    Crowds don't necessarily compute. A good reason for a lot of stocks like HDFC going up is simply fund flows; a lot of money that can't go elsewhere (FIIs aren't allowed to pile on to banks for instance). In the longer term this advantage goes away.

    Price to Book is ultra subjective; and even if you look at P/BV the banks are better.

  • Anonymous says:

    >Damn thing is the market don't care what me or you think about stock valuation. Once RJ had said what is "FAIR VALUE" is there any measurement that a particular stock should trade only at some valuation.

    i am amazed that you would say only 10% premium should be given. Is there any book which gives the exact matrix i would love to read it.

    So if you know that the fund is flowing in HDFC why short it. Why play the fools game. It is considered a one of the safest stock Why short it in the first place.
    Why not short suzlon's of the world.

    PSU always trades lower then there private counterpart. so a private sector bank like yes bank or hdfc bank will trade at higher PBV then sbi and bob because of gov control and dividends and policy restriction etc etc. plus because of babu's in gobernment companies. Common knowledge in the markets.

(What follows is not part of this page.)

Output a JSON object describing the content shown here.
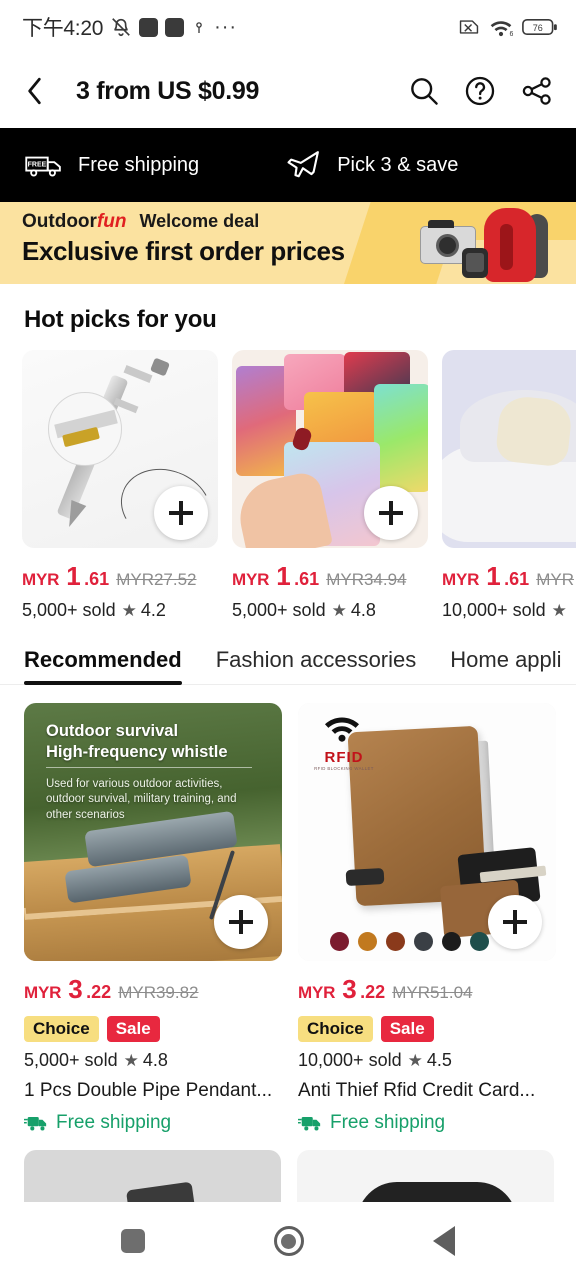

    In the long run we are all dead. 🙂

    You could keep shorting HDFC after all its your money.

    I hope i have given enough gyaan since i have nothing to do today.

  • Deepak Shenoy says:

    >Which is true – the market is supreme. At this point the stock's close to it's all time high (as is HDFC Bank too)

    As for shorting, there are points to short in the short-term, which don't make sense in this discussion. I've taken a few fundamental short bets on this stock which in general haven't worked (one did, one did not and another was sorta even)

    And no wonder you want a book reference for a 10% premium – that's why you care so much about book value! 🙂

    PSBs nowadays operate very well compared to the private sector. They seem to do better in terms of loan quality and are better priced.

    There's a difference in valuation. I would suggest that if you have a different way to value it, you should write about it. No point arguing on whether I'm being a fundamental analyst or a technical one – i trade largely technically, though I keep an eye for fundamentals too. HDFC is just not promising fundamentally. Technically it's a solid buy under most circumstances.